17 May Trying to Get on the Information Highway? Who’s Blocking the “On” Ramp?
There is clearly a lot of excitement around getting your EHR connected to external interfaces. Some practices are feeling pressured by Meaningful Use Requirements, others feel pressure from payers, regional hospital systems and other third party entities. You may be geared up and ready, but is there someone blocking the road? There may be several barricades, and they may not be what you think. So let’s take a closer look at what’s potentially getting in the way.
Could it be there is a single tollbooth operator? In some cases, the answer is definitely “yes”. Think about all the new cars trying to get on the highway. There are hundreds of EHR vendors that have to write interfaces. Then each interface needs to be tested for quality assurance. In some cases, EVERY practice that uses the same EHR has to be tested for the quality of EACH connection before going live. I have recently learned that in one nearby state, there is ONE (yes 1!) person for the entire state IIS that is doing this quality testing. The single toll booth operator is creating a tremendous bottleneck for the entire information highway and there is no EASY PASS!
Could it be that different people are building the road differently? “Absolutely!”, you may say “but aren’t there standards by which everyone is supposed to be building the same road?” You would be correct. But unlike the federal highway commission, there is no one holding these entities accountable for following the mandated standards. Many states and regions have the attitude that they are special and have unique needs which they consider very good reasons for why they subtly (or in some cases, not so subtly) altered the standard. That’s fine on their end, but it means that EVERY EHR vendor who wants to support their unique Health Information Exchange (HIE) or Immunization Information System (IIS) has to write different software code to support every highway they have built. Imagine each individual road setting up its own toll payment system. Every person who drives through different booths has to have a different Easy Pass to pay for every road they may drive on. Convenience and efficiency rating—zero.
Could it be that some entities are repaving roads, creating detours, and not telling anyone about the changes until they are already driving? You bet! Many of the HIEs and IIS are updating their own internal software to more robust platforms. They change their software code, which changes their interface, but they do not, and often will not proactively notify their vendor partners. It isn’t until your interface is no longer working that the EHR finds out that there is a detour, and the interface needs to be adjusted in order to keep your information flowing. It’s a construction project in progress without notification, and no time to plan or adjust accordingly.

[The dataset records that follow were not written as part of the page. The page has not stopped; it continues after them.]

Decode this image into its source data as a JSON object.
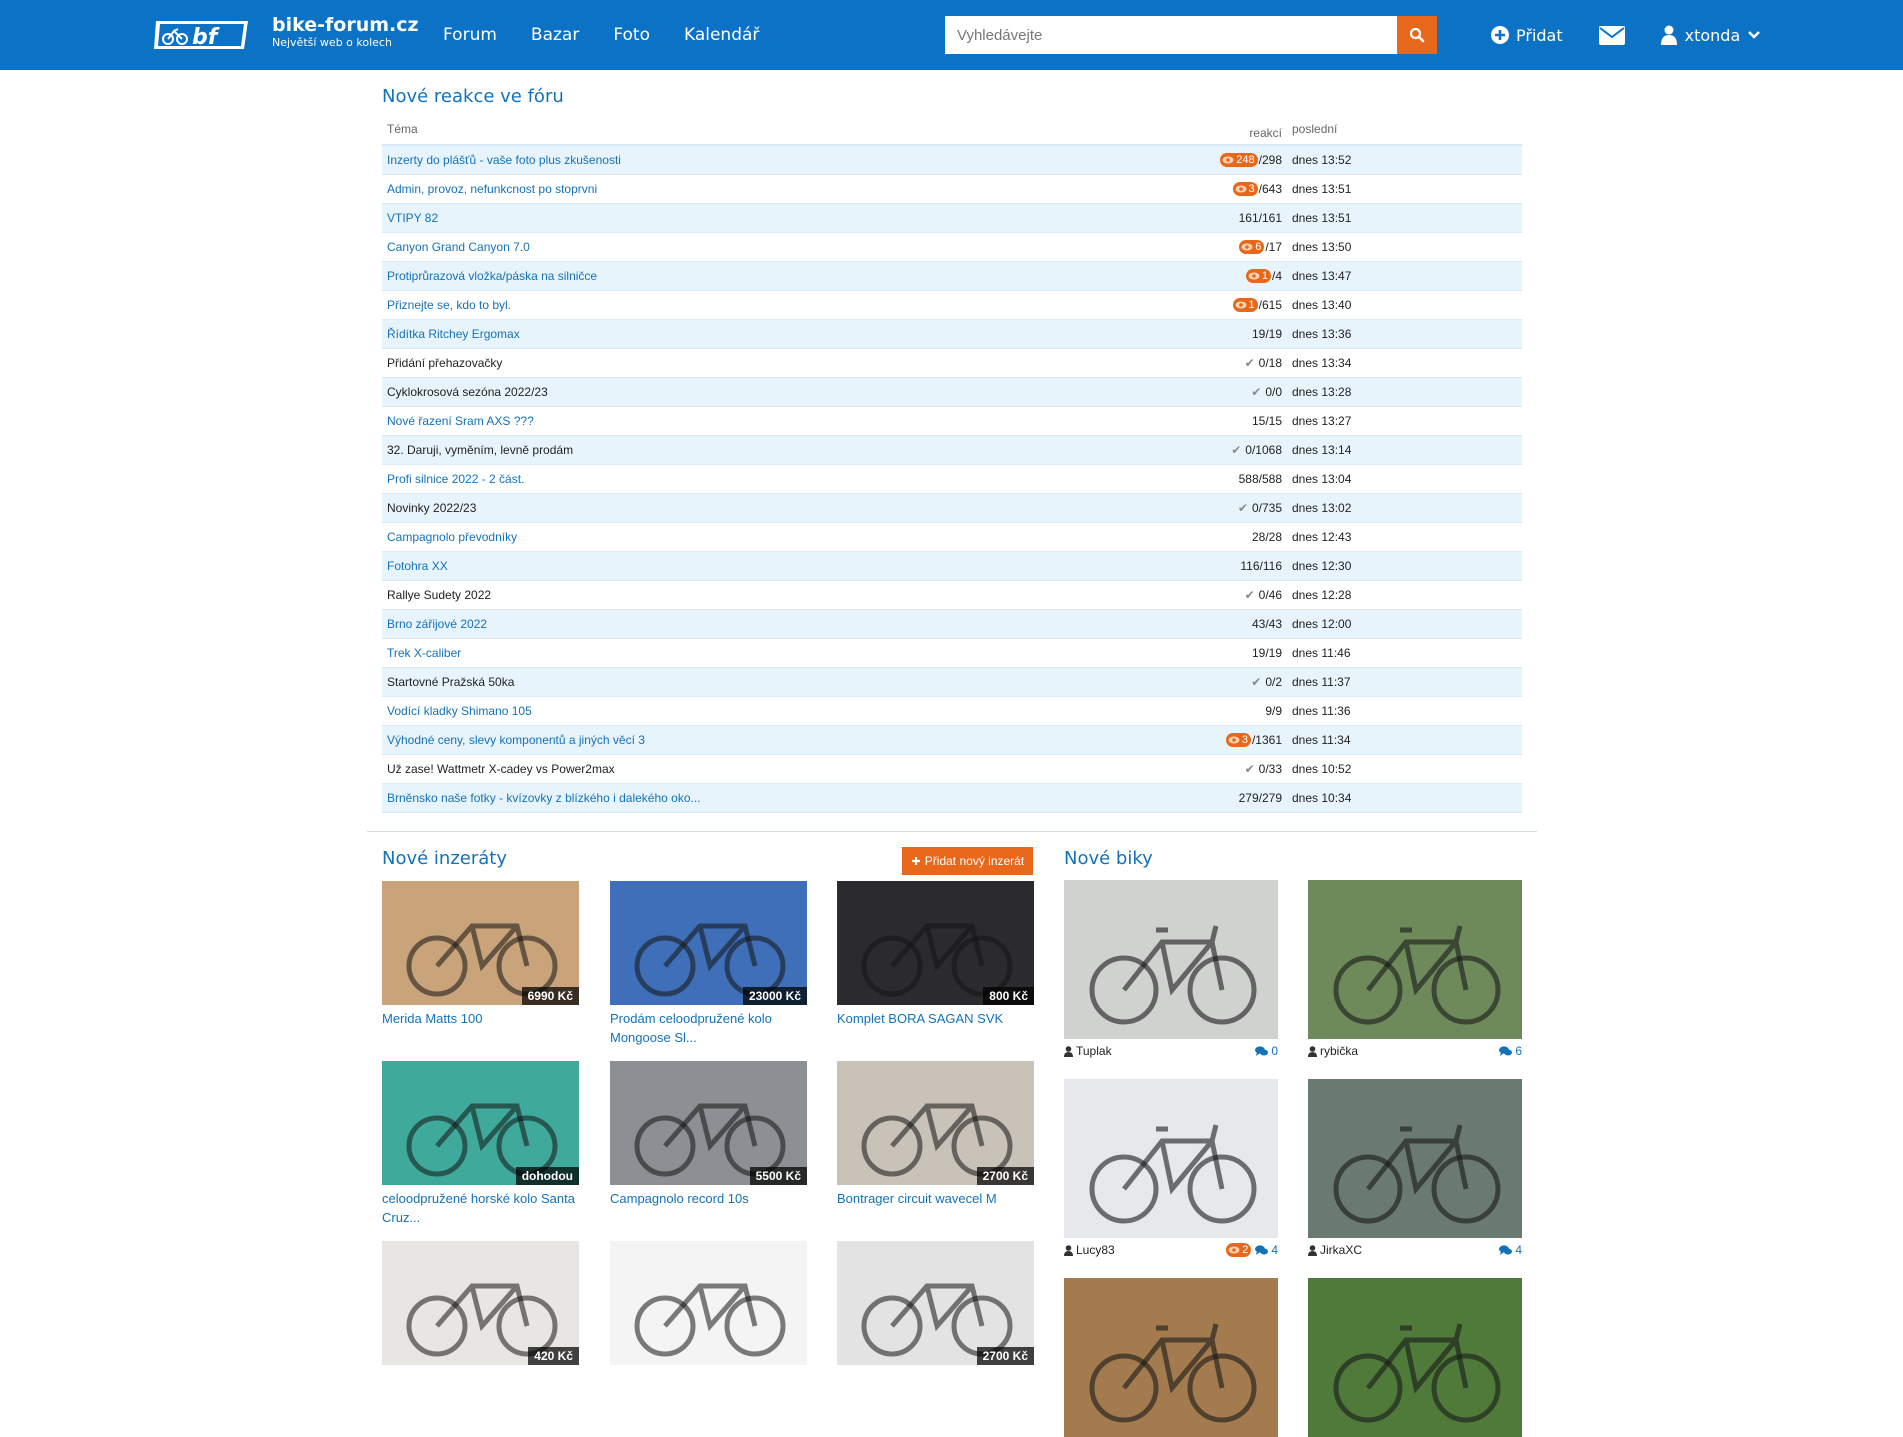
{
  "header": {
    "logo_name": "bike-forum.cz",
    "logo_tagline": "Největší web o kolech",
    "nav": [
      "Forum",
      "Bazar",
      "Foto",
      "Kalendář"
    ],
    "search_placeholder": "Vyhledávejte",
    "add_label": "Přidat",
    "username": "xtonda",
    "icons": [
      "search-icon",
      "plus-circle-icon",
      "envelope-icon",
      "user-icon",
      "chevron-down-icon"
    ]
  },
  "forum": {
    "title": "Nové reakce ve fóru",
    "col_topic": "Téma",
    "col_reactions": "reakcí",
    "col_last": "poslední",
    "rows": [
      {
        "topic": "Inzerty do plášťů - vaše foto plus zkušenosti",
        "unread": "248",
        "count": "/298",
        "last": "dnes 13:52",
        "link": true,
        "check": false
      },
      {
        "topic": "Admin, provoz, nefunkcnost po stoprvni",
        "unread": "3",
        "count": "/643",
        "last": "dnes 13:51",
        "link": true,
        "check": false
      },
      {
        "topic": "VTIPY 82",
        "unread": "",
        "count": "161/161",
        "last": "dnes 13:51",
        "link": true,
        "check": false
      },
      {
        "topic": "Canyon Grand Canyon 7.0",
        "unread": "6",
        "count": "/17",
        "last": "dnes 13:50",
        "link": true,
        "check": false
      },
      {
        "topic": "Protiprůrazová vložka/páska na silničce",
        "unread": "1",
        "count": "/4",
        "last": "dnes 13:47",
        "link": true,
        "check": false
      },
      {
        "topic": "Přiznejte se, kdo to byl.",
        "unread": "1",
        "count": "/615",
        "last": "dnes 13:40",
        "link": true,
        "check": false
      },
      {
        "topic": "Řídítka Ritchey Ergomax",
        "unread": "",
        "count": "19/19",
        "last": "dnes 13:36",
        "link": true,
        "check": false
      },
      {
        "topic": "Přidání přehazovačky",
        "unread": "",
        "count": "0/18",
        "last": "dnes 13:34",
        "link": false,
        "check": true
      },
      {
        "topic": "Cyklokrosová sezóna 2022/23",
        "unread": "",
        "count": "0/0",
        "last": "dnes 13:28",
        "link": false,
        "check": true
      },
      {
        "topic": "Nové řazení Sram AXS ???",
        "unread": "",
        "count": "15/15",
        "last": "dnes 13:27",
        "link": true,
        "check": false
      },
      {
        "topic": "32. Daruji, vyměním, levně prodám",
        "unread": "",
        "count": "0/1068",
        "last": "dnes 13:14",
        "link": false,
        "check": true
      },
      {
        "topic": "Profi silnice 2022 - 2 část.",
        "unread": "",
        "count": "588/588",
        "last": "dnes 13:04",
        "link": true,
        "check": false
      },
      {
        "topic": "Novinky 2022/23",
        "unread": "",
        "count": "0/735",
        "last": "dnes 13:02",
        "link": false,
        "check": true
      },
      {
        "topic": "Campagnolo převodníky",
        "unread": "",
        "count": "28/28",
        "last": "dnes 12:43",
        "link": true,
        "check": false
      },
      {
        "topic": "Fotohra XX",
        "unread": "",
        "count": "116/116",
        "last": "dnes 12:30",
        "link": true,
        "check": false
      },
      {
        "topic": "Rallye Sudety 2022",
        "unread": "",
        "count": "0/46",
        "last": "dnes 12:28",
        "link": false,
        "check": true
      },
      {
        "topic": "Brno zářijové 2022",
        "unread": "",
        "count": "43/43",
        "last": "dnes 12:00",
        "link": true,
        "check": false
      },
      {
        "topic": "Trek X-caliber",
        "unread": "",
        "count": "19/19",
        "last": "dnes 11:46",
        "link": true,
        "check": false
      },
      {
        "topic": "Startovné Pražská 50ka",
        "unread": "",
        "count": "0/2",
        "last": "dnes 11:37",
        "link": false,
        "check": true
      },
      {
        "topic": "Vodící kladky Shimano 105",
        "unread": "",
        "count": "9/9",
        "last": "dnes 11:36",
        "link": true,
        "check": false
      },
      {
        "topic": "Výhodné ceny, slevy komponentů a jiných věcí 3",
        "unread": "3",
        "count": "/1361",
        "last": "dnes 11:34",
        "link": true,
        "check": false
      },
      {
        "topic": "Už zase! Wattmetr X-cadey vs Power2max",
        "unread": "",
        "count": "0/33",
        "last": "dnes 10:52",
        "link": false,
        "check": true
      },
      {
        "topic": "Brněnsko naše fotky - kvízovky z blízkého i dalekého oko...",
        "unread": "",
        "count": "279/279",
        "last": "dnes 10:34",
        "link": true,
        "check": false
      }
    ]
  },
  "ads": {
    "title": "Nové inzeráty",
    "add_button": "Přidat nový inzerát",
    "items": [
      {
        "title": "Merida Matts 100",
        "price": "6990 Kč",
        "bg": "#c9a37a"
      },
      {
        "title": "Prodám celoodpružené kolo Mongoose Sl...",
        "price": "23000 Kč",
        "bg": "#3f6fb8"
      },
      {
        "title": "Komplet BORA SAGAN SVK",
        "price": "800 Kč",
        "bg": "#2b2b2f"
      },
      {
        "title": "celoodpružené horské kolo Santa Cruz...",
        "price": "dohodou",
        "bg": "#3fa99c"
      },
      {
        "title": "Campagnolo record 10s",
        "price": "5500 Kč",
        "bg": "#8c8f93"
      },
      {
        "title": "Bontrager circuit wavecel M",
        "price": "2700 Kč",
        "bg": "#c8c2b8"
      },
      {
        "title": "",
        "price": "420 Kč",
        "bg": "#e8e6e2"
      },
      {
        "title": "",
        "price": "",
        "bg": "#f4f4f4"
      },
      {
        "title": "",
        "price": "2700 Kč",
        "bg": "#e3e3e3"
      }
    ]
  },
  "bikes": {
    "title": "Nové biky",
    "items": [
      {
        "user": "Tuplak",
        "comments": "0",
        "unread": "",
        "bg": "#cfd2cf"
      },
      {
        "user": "rybička",
        "comments": "6",
        "unread": "",
        "bg": "#6f8a5a"
      },
      {
        "user": "Lucy83",
        "comments": "4",
        "unread": "2",
        "bg": "#e6e8ec"
      },
      {
        "user": "JirkaXC",
        "comments": "4",
        "unread": "",
        "bg": "#6a7a70"
      },
      {
        "user": "",
        "comments": "",
        "unread": "",
        "bg": "#a47a4f"
      },
      {
        "user": "",
        "comments": "",
        "unread": "",
        "bg": "#4f7a3a"
      }
    ]
  }
}
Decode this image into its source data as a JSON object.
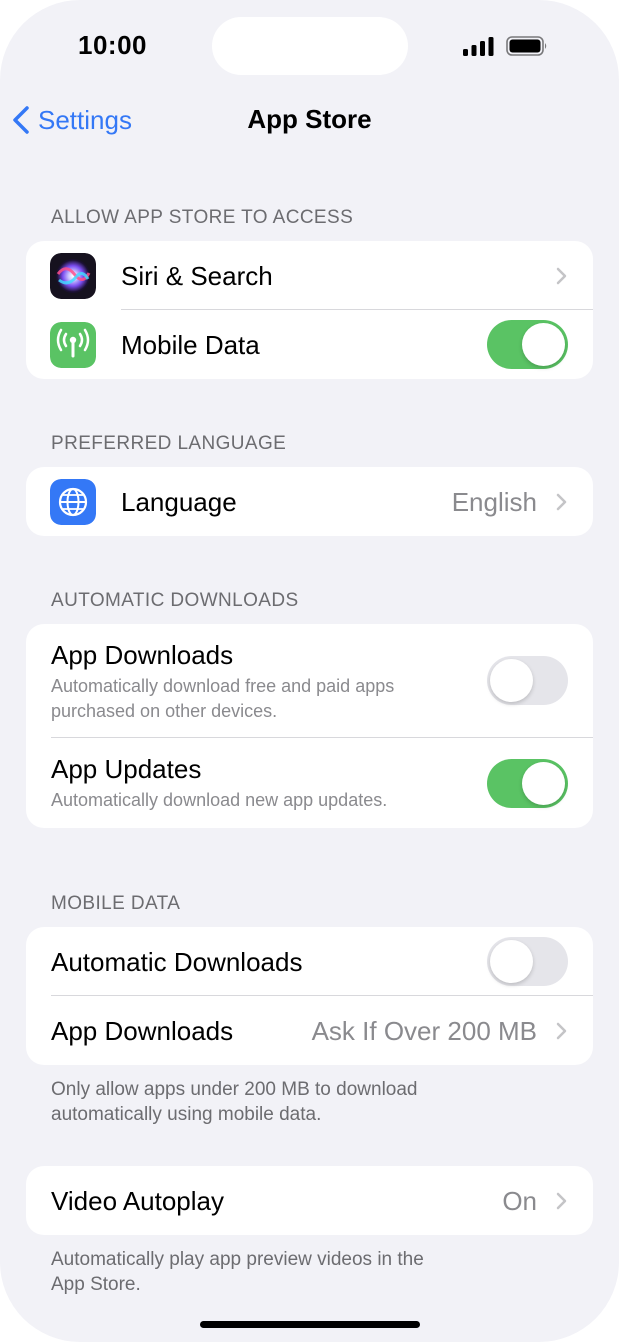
{
  "status_bar": {
    "time": "10:00"
  },
  "nav": {
    "back_label": "Settings",
    "title": "App Store"
  },
  "sections": {
    "access": {
      "header": "ALLOW APP STORE TO ACCESS",
      "siri": {
        "label": "Siri & Search",
        "icon": "siri-icon"
      },
      "mobile_data": {
        "label": "Mobile Data",
        "icon": "antenna-icon",
        "toggle_on": true
      }
    },
    "language": {
      "header": "PREFERRED LANGUAGE",
      "row": {
        "label": "Language",
        "value": "English",
        "icon": "globe-icon"
      }
    },
    "auto_downloads": {
      "header": "AUTOMATIC DOWNLOADS",
      "app_downloads": {
        "title": "App Downloads",
        "subtitle_line1": "Automatically download free and paid apps",
        "subtitle_line2": "purchased on other devices.",
        "toggle_on": false
      },
      "app_updates": {
        "title": "App Updates",
        "subtitle": "Automatically download new app updates.",
        "toggle_on": true
      }
    },
    "mobile_data": {
      "header": "MOBILE DATA",
      "automatic_downloads": {
        "label": "Automatic Downloads",
        "toggle_on": false
      },
      "app_downloads": {
        "label": "App Downloads",
        "value": "Ask If Over 200 MB"
      },
      "footnote_line1": "Only allow apps under 200 MB to download",
      "footnote_line2": "automatically using mobile data."
    },
    "video": {
      "row": {
        "label": "Video Autoplay",
        "value": "On"
      },
      "footnote_line1": "Automatically play app preview videos in the",
      "footnote_line2": "App Store."
    }
  },
  "colors": {
    "accent": "#3478f6",
    "toggle_on": "#5ac364",
    "background": "#f2f2f7",
    "mobile_data_icon": "#5ac364",
    "globe_icon": "#3478f6"
  }
}
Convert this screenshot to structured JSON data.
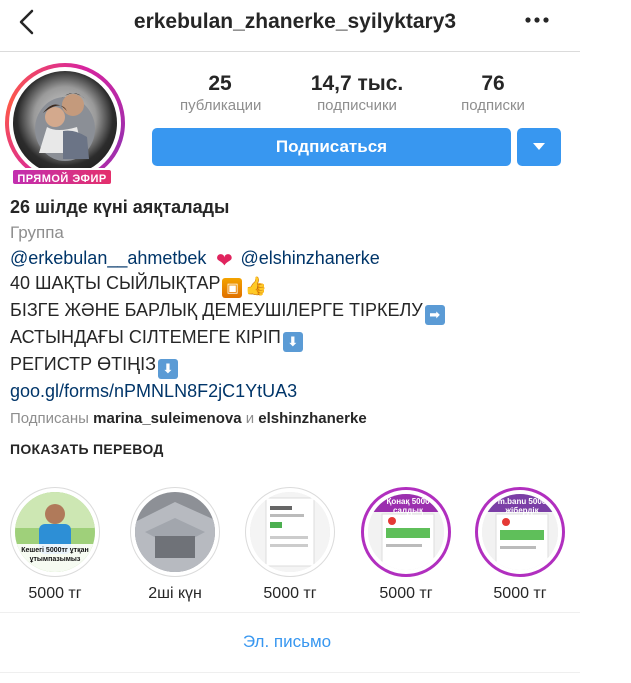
{
  "header": {
    "username": "erkebulan_zhanerke_syilyktary3"
  },
  "profile": {
    "live_badge": "ПРЯМОЙ ЭФИР",
    "stats": [
      {
        "value": "25",
        "label": "публикации"
      },
      {
        "value": "14,7 тыс.",
        "label": "подписчики"
      },
      {
        "value": "76",
        "label": "подписки"
      }
    ],
    "follow_label": "Подписаться",
    "accent_color": "#3897f0"
  },
  "bio": {
    "name": "26 шілде күні аяқталады",
    "category": "Группа",
    "mention1": "@erkebulan__ahmetbek",
    "mention2": "@elshinzhanerke",
    "line1": "40 ШАҚТЫ СЫЙЛЫҚТАР",
    "line2": "БІЗГЕ ЖӘНЕ БАРЛЫҚ ДЕМЕУШІЛЕРГЕ ТІРКЕЛУ",
    "line3": "АСТЫНДАҒЫ СІЛТЕМЕГЕ КІРІП",
    "line4": "РЕГИСТР ӨТІҢІЗ",
    "link": "goo.gl/forms/nPMNLN8F2jC1YtUA3",
    "followed_prefix": "Подписаны",
    "followed_user1": "marina_suleimenova",
    "followed_and": "и",
    "followed_user2": "elshinzhanerke",
    "emoji": {
      "heart": "heart-emoji",
      "gift": "gift-emoji",
      "thumb": "thumbs-up-emoji",
      "arrow_right": "right-arrow-emoji",
      "arrow_down": "down-arrow-emoji"
    }
  },
  "translate_label": "ПОКАЗАТЬ ПЕРЕВОД",
  "highlights": [
    {
      "label": "5000 тг",
      "overlay": "Кешегі 5000тг ұтқан ұтымпазымыз"
    },
    {
      "label": "2ші күн"
    },
    {
      "label": "5000 тг"
    },
    {
      "label": "5000 тг",
      "overlay": "Қонақ 5000 салдық"
    },
    {
      "label": "5000 тг",
      "overlay": "m.banu 5000 жібердік"
    }
  ],
  "email_label": "Эл. письмо"
}
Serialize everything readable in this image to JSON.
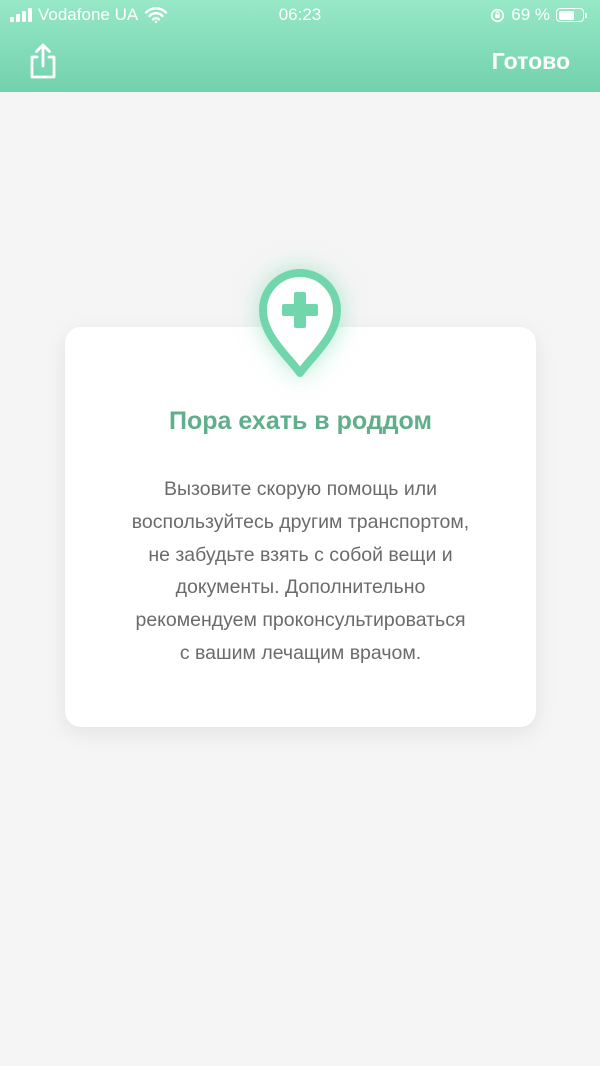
{
  "status_bar": {
    "carrier": "Vodafone UA",
    "time": "06:23",
    "battery_percent": "69 %",
    "battery_level": 0.69
  },
  "header": {
    "share_icon": "share-icon",
    "done_label": "Готово",
    "accent_color": "#7fdcb8"
  },
  "card": {
    "icon": "medical-location-pin-icon",
    "title": "Пора ехать в роддом",
    "body_lines": [
      "Вызовите скорую помощь или",
      "воспользуйтесь другим транспортом,",
      "не забудьте взять с собой вещи и",
      "документы. Дополнительно",
      "рекомендуем проконсультироваться",
      "с вашим лечащим врачом."
    ],
    "title_color": "#5fae8c",
    "icon_color": "#72d6ad"
  }
}
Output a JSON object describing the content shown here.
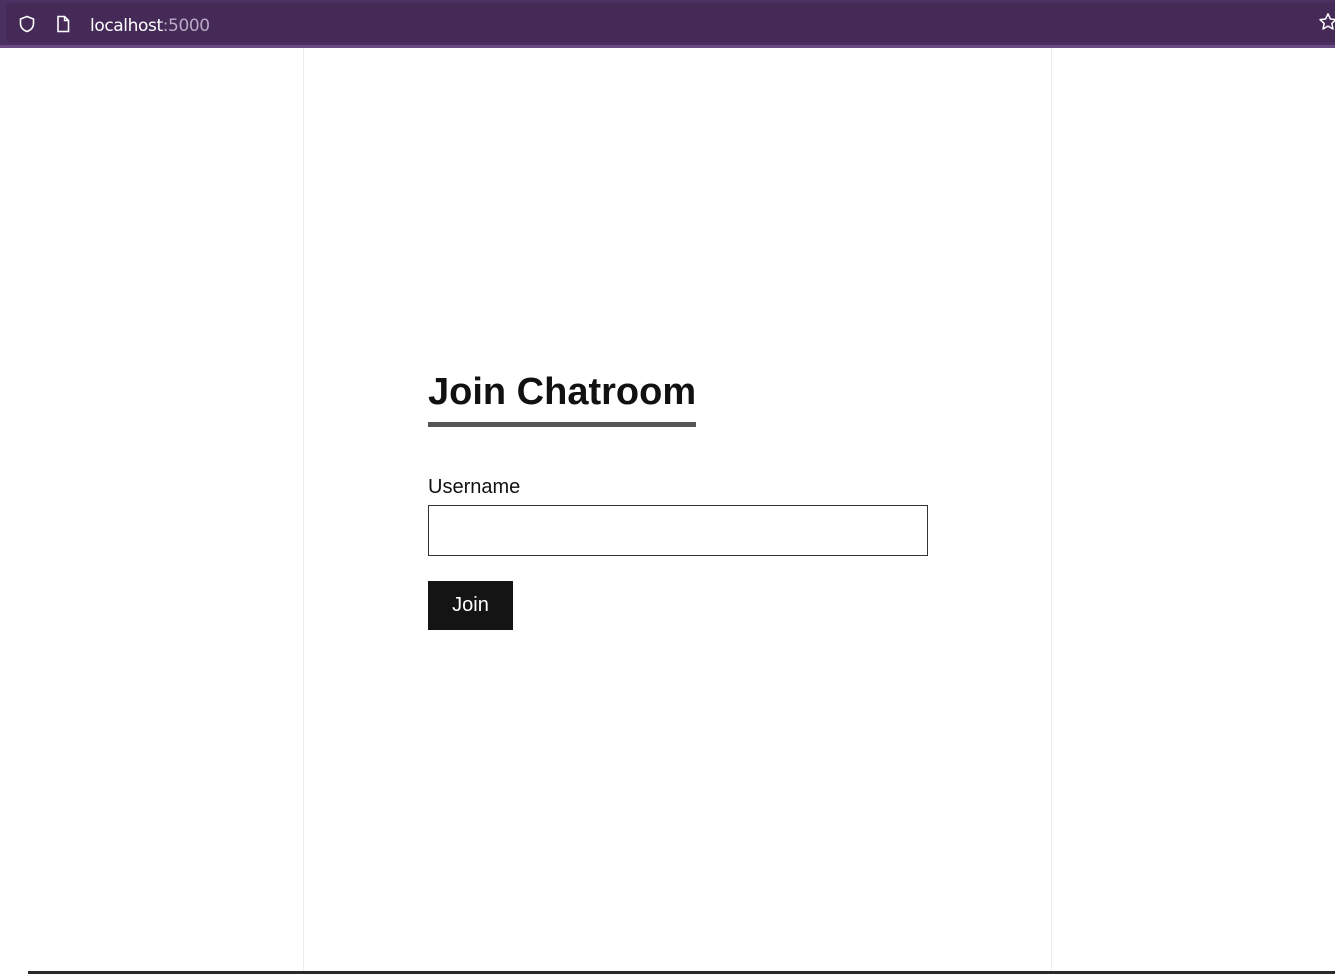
{
  "browser": {
    "url_host": "localhost",
    "url_port": ":5000",
    "icons": [
      "shield-icon",
      "page-icon",
      "star-icon"
    ]
  },
  "form": {
    "title": "Join Chatroom",
    "username_label": "Username",
    "username_value": "",
    "join_label": "Join"
  },
  "colors": {
    "toolbar": "#4a3060",
    "button": "#141414",
    "title_underline": "#555555"
  }
}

Could it be that in some cases the superhighway is getting closed down and replaced by smaller roads? “Yes” to this one as well! Let’s take Michigan for example. They have had a pretty robust State IIS for a while. The single Michigan IIS interface is getting phased out and being replaced by…hold your breath…SIX regional HIEs. More construction, more interfaces to develop, deliver and support. And what if you happen to practice in an area that is close to a few HIEs? Instead of one interface, you might have to connect to multiple interfaces! The good news is that we are starting to connect to each other. Just one word of caution: when you venture out for that road trip, take along some good reading material because you will likely be stuck in traffic.